Galileo: An Experiment in Interdisciplinary Education
GALILEO was a team-taught course required of all ninth grade students at Francis Parker, a progressive, middle-class, urban school. The content of the course included Galileo's writings, biographical and historical studies, and Brecht's play Galileo. The planning and execution of the course attempted to transcend fractious controversy over common courses by asking the entire faculty to sponsor and evaluate the program. The course presented an opportunity for the faculty to engage in an ongoing experiment in cooperative development of curriculum. Instead of an authoritarian concern to make students master basic skills, GALILEO invoked the approach of a liberal education: we imparted skills of making other selves, making connections, making judgments, and making ourselves in the recovery of one man's life, works, and character. The principal theme of the course was the relationship between observation and inference. Whether observing the night sky with the naked eye or the moon with a telescope assembled in class, students had to pay close attention to details; whether considering the apparently spherical shape of the jagged moon or the retrograde motion of an outer planet, students had to distinguish what Galileo observed from what he inferred about those details. The course became a canvas for the study of authority. Galileo's own conflicts with the Church and Brecht's dramatization of the conflict between scientist and state delineated moral and political problems of authority. GALILEO explored the intellectual problems of authority in adjusting the relative importance of tradition and method. In his desire to persuade the truth of the new cosmology, Galileo argued that theology regulates but does not constitute the sciences. Although Galileo's conception of relative motion does not immediately appeal to common sense, thought can reshape experience through the authority of experiment. GALILEO contributed to interdisciplinary education in four ways: it created a pattern of shared design, teaching, and evaluation for teachers; it developed an active conjunction of disciplines for the development of skills in its students; it presented a subject that richly interweaves the sciences and the humanities; and it stimulated assessment of the present and future needs of education.

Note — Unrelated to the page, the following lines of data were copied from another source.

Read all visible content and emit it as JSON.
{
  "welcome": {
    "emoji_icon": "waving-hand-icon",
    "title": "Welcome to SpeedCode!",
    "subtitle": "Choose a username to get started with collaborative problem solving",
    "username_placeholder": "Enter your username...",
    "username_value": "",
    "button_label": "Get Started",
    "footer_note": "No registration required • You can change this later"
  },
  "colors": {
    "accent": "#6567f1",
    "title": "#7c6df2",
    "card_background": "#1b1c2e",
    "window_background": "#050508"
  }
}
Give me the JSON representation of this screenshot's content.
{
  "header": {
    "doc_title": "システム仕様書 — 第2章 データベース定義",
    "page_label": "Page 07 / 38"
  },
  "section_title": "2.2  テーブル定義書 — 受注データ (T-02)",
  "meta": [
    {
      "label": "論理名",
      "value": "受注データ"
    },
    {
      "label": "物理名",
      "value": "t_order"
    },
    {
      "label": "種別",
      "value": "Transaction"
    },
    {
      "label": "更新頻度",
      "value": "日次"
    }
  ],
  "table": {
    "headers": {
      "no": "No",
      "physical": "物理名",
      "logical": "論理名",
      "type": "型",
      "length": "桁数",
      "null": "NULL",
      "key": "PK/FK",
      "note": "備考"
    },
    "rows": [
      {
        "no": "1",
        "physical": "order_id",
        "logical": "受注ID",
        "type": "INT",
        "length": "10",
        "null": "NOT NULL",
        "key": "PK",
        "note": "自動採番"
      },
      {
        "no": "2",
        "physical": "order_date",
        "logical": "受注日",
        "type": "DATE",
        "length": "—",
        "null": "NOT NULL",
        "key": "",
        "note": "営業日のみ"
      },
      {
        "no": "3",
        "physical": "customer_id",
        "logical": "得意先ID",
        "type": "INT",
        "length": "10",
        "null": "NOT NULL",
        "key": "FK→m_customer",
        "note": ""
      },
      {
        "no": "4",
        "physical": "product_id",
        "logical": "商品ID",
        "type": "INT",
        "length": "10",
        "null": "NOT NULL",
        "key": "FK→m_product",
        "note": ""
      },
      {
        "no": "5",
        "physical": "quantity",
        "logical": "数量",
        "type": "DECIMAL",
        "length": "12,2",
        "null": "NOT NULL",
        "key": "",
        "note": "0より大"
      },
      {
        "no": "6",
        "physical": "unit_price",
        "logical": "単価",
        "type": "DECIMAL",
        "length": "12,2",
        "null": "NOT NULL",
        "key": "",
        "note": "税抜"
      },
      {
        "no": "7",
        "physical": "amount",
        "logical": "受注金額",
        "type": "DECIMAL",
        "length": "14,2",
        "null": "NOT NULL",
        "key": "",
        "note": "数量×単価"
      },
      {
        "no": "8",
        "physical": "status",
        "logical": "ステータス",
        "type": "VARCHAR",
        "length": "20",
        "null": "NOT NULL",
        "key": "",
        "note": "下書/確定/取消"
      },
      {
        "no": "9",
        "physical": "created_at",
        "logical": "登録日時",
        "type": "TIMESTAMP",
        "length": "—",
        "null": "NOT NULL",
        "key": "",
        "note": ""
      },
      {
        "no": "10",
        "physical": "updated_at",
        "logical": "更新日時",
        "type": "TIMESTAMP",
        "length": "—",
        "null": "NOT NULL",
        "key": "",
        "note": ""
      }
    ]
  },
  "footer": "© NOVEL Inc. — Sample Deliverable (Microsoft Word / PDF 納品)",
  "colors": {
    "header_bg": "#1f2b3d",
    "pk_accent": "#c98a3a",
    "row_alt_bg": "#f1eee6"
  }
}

Kaplan, A. (1988). Galileo: An Experiment in Interdisciplinary Education. Curriculum Inquiry, 18(3), 255–287. https://doi.org/10.1080/03626784.1988.11076041
Type of Publication
Francis W. Parker School Chicago
Taylor & Francis
Nation(s) of Study
United States of America